--- Supplied material Enclosed Below ---
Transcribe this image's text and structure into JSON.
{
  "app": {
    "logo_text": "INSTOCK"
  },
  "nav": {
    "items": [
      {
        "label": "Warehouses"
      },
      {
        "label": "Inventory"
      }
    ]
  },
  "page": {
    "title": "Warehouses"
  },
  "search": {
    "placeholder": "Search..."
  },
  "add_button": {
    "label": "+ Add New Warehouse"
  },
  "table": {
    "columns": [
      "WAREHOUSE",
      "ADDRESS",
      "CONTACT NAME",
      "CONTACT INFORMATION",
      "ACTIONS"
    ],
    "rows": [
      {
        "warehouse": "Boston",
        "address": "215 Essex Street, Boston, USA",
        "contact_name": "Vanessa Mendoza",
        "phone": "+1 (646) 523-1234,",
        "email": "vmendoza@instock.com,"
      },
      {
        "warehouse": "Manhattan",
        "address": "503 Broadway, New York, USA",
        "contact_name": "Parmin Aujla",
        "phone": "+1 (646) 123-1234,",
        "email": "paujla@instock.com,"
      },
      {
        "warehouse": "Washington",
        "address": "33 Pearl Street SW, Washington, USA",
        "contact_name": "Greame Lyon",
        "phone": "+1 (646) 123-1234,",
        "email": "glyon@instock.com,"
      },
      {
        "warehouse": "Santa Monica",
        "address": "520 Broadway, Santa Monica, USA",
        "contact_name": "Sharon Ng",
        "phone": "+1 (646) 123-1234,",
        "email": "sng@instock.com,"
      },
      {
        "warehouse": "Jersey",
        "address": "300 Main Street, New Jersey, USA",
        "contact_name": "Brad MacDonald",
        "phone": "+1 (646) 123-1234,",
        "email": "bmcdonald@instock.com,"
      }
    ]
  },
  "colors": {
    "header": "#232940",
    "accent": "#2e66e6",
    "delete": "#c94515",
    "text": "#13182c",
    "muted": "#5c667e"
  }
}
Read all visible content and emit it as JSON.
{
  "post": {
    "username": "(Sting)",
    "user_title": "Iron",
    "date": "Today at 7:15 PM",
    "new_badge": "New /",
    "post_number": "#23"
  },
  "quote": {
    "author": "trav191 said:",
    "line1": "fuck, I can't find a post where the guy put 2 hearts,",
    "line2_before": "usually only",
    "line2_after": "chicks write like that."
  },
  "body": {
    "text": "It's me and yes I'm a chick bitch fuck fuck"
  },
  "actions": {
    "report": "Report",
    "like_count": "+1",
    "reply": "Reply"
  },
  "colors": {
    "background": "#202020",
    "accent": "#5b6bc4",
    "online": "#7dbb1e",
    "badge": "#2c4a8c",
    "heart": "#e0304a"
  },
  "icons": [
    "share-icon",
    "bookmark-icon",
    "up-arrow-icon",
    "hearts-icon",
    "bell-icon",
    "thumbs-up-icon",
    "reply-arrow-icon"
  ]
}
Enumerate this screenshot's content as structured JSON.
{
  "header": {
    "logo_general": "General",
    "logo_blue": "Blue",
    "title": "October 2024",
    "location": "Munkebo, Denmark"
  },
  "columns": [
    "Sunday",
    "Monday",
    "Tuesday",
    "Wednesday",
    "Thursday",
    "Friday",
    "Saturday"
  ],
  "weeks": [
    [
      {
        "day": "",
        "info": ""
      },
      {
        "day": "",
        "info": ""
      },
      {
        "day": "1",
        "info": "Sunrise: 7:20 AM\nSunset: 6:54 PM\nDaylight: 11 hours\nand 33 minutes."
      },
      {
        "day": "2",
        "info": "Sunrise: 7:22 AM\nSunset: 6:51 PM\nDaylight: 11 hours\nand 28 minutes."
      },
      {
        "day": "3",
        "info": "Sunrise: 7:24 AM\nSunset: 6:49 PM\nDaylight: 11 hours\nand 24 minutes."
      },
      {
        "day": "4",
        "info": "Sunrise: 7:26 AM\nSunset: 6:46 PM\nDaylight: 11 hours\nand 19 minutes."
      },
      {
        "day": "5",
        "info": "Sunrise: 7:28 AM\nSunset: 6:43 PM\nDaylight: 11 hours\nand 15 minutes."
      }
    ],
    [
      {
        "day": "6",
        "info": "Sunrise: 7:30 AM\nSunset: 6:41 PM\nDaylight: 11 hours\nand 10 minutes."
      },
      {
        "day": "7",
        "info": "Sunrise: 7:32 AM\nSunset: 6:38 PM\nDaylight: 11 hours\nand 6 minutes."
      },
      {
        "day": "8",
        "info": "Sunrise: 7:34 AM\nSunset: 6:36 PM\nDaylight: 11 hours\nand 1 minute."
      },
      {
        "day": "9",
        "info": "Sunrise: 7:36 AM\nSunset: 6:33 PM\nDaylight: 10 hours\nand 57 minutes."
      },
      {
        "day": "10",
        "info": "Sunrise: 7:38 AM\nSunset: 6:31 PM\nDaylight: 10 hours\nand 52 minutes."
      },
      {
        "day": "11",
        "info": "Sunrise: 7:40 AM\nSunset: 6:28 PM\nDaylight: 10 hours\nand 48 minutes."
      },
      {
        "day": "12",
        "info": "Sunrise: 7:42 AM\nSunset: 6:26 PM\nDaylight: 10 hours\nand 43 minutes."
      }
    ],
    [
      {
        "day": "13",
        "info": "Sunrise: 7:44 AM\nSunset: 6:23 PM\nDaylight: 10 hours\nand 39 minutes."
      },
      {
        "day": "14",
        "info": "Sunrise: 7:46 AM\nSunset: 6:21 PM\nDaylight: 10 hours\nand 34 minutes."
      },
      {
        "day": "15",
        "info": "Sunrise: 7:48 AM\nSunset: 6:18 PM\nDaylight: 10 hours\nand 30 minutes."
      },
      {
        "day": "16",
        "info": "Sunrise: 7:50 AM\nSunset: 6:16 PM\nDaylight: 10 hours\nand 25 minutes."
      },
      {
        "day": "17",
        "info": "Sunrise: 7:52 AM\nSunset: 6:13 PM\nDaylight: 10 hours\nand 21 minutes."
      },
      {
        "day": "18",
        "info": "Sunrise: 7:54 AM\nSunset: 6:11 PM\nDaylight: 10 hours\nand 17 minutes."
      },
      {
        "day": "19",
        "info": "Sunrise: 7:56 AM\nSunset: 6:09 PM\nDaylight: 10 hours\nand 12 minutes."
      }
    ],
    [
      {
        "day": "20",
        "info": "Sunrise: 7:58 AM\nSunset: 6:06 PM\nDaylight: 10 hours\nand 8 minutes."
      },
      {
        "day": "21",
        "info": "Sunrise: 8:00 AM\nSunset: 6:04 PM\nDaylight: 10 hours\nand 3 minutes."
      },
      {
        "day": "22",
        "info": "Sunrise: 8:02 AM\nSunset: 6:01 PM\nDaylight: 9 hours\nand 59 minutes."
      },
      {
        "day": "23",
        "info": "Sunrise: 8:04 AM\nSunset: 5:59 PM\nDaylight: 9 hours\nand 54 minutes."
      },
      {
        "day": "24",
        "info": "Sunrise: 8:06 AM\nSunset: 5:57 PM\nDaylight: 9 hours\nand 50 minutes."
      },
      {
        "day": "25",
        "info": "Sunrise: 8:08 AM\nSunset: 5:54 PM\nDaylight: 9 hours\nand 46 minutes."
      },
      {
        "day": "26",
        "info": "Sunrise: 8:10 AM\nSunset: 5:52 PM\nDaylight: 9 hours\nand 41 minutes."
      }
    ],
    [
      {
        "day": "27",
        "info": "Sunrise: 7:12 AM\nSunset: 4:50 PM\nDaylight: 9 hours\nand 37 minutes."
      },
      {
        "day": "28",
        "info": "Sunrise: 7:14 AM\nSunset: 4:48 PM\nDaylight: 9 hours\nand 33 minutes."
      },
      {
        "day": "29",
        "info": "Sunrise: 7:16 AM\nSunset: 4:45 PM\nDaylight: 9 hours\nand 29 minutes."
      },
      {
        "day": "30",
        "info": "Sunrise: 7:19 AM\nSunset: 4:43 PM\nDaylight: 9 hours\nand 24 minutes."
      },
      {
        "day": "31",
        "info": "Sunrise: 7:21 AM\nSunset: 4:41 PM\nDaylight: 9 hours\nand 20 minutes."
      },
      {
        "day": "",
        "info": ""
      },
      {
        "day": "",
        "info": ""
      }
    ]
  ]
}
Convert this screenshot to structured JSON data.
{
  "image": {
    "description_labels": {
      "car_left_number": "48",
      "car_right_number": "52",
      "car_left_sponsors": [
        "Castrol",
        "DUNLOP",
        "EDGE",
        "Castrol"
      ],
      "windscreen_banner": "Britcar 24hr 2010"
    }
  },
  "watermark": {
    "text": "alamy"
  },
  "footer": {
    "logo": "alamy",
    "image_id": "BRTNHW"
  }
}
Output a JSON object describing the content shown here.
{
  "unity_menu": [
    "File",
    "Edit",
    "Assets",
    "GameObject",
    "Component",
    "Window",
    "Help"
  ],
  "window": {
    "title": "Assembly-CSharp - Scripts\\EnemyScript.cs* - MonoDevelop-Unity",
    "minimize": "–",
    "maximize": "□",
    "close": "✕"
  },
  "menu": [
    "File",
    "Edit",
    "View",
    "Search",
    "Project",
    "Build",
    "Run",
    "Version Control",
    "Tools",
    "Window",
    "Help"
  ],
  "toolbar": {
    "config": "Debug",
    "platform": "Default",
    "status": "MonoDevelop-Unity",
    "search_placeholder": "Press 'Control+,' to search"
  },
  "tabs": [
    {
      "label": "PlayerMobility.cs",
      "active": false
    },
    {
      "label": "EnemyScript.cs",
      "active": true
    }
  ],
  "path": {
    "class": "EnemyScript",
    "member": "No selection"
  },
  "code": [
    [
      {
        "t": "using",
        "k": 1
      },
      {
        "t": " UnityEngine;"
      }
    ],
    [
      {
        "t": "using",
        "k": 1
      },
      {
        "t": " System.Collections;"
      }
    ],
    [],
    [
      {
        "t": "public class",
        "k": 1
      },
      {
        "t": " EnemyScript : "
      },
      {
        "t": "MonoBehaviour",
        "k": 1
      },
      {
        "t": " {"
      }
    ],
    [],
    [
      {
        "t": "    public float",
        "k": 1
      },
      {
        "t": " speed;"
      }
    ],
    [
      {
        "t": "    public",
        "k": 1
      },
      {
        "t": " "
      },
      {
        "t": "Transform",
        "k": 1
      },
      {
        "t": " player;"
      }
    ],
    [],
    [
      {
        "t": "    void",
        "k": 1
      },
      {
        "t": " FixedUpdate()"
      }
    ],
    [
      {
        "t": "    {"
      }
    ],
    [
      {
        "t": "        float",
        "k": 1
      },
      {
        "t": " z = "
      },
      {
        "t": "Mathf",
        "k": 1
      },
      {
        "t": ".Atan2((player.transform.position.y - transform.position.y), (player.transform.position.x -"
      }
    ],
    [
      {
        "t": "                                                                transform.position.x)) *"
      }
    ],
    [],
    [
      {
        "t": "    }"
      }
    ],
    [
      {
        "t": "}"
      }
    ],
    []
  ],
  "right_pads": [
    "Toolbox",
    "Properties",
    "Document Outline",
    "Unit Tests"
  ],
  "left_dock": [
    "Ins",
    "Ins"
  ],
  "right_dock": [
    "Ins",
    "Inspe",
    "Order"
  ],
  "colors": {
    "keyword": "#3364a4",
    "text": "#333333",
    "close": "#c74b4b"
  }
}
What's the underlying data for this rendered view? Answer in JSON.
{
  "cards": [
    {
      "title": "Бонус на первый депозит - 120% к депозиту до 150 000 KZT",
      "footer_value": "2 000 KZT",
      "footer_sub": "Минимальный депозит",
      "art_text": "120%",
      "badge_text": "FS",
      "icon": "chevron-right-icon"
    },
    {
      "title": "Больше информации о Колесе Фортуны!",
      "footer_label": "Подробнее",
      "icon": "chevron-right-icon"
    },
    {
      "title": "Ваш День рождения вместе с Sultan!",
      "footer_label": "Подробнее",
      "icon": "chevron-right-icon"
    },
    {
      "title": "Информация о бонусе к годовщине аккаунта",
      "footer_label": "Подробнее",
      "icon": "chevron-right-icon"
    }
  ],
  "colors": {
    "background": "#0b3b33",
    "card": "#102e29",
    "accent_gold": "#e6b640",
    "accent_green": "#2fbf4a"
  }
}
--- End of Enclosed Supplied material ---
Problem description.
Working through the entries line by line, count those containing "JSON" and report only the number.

Output for this task.
6